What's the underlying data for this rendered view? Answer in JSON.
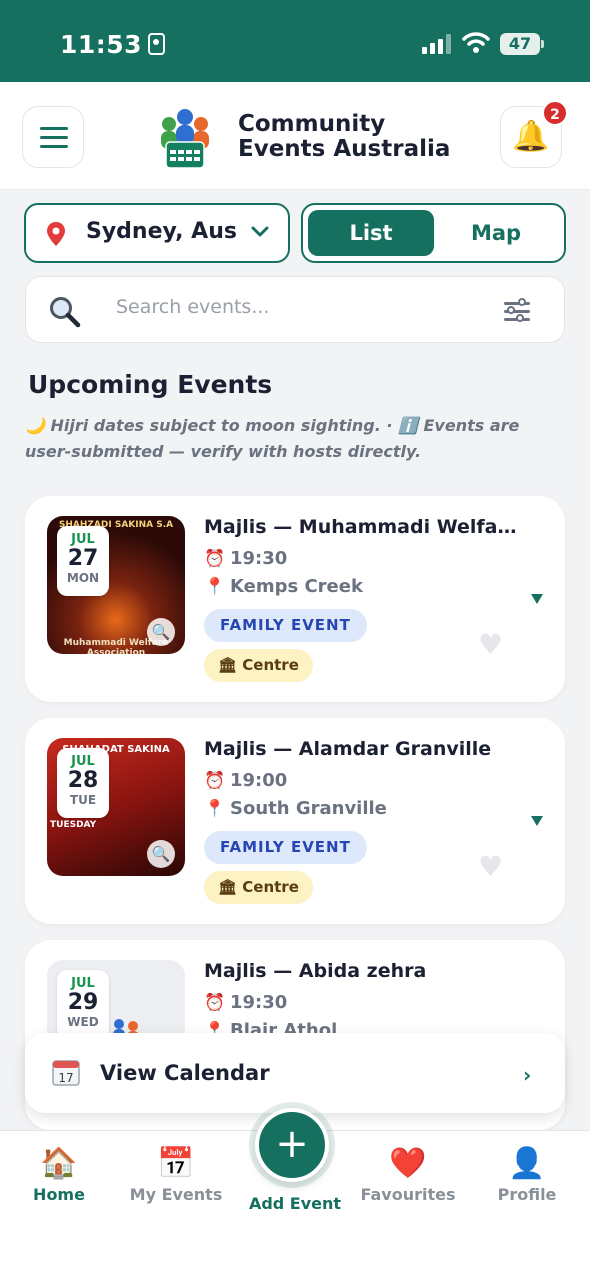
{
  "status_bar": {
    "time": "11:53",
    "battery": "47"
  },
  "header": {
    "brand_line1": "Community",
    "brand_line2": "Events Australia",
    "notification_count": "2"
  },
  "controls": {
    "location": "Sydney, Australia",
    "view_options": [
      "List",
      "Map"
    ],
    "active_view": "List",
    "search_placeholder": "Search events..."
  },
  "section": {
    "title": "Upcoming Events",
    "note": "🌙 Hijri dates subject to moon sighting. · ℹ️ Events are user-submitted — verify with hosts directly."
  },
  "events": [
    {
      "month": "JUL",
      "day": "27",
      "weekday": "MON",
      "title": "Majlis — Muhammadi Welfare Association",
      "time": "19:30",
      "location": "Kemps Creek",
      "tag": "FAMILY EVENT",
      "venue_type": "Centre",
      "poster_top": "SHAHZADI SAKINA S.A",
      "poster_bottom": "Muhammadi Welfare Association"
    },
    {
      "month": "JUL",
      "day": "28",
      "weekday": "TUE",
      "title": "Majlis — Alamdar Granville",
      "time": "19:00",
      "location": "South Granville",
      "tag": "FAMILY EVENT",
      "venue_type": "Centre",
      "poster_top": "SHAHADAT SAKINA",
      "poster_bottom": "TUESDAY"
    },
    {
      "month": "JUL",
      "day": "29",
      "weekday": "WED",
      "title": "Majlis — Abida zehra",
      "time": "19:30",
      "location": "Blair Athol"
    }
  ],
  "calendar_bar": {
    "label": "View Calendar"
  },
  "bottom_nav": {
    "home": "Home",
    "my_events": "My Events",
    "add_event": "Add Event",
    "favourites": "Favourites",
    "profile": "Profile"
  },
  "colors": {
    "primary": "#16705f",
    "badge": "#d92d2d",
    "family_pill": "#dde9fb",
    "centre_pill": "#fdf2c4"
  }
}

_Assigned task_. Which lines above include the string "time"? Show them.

_Solution_.
    "time": "11:53",
      "time": "19:30",
      "time": "19:00",
      "time": "19:30",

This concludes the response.